** EXERCISE DATA follows **

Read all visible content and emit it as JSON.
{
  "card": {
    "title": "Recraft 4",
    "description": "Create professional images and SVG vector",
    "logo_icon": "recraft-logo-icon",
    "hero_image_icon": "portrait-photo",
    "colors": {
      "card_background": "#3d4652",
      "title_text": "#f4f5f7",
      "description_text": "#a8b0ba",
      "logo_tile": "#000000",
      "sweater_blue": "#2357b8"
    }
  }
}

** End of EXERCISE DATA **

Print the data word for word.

## FINISHED EXERCISE
Read all visible content and emit it as JSON.
{
  "card": {
    "title": "Recraft 4",
    "description": "Create professional images and SVG vector",
    "logo_icon": "recraft-logo-icon",
    "hero_image_icon": "portrait-photo",
    "colors": {
      "card_background": "#3d4652",
      "title_text": "#f4f5f7",
      "description_text": "#a8b0ba",
      "logo_tile": "#000000",
      "sweater_blue": "#2357b8"
    }
  }
}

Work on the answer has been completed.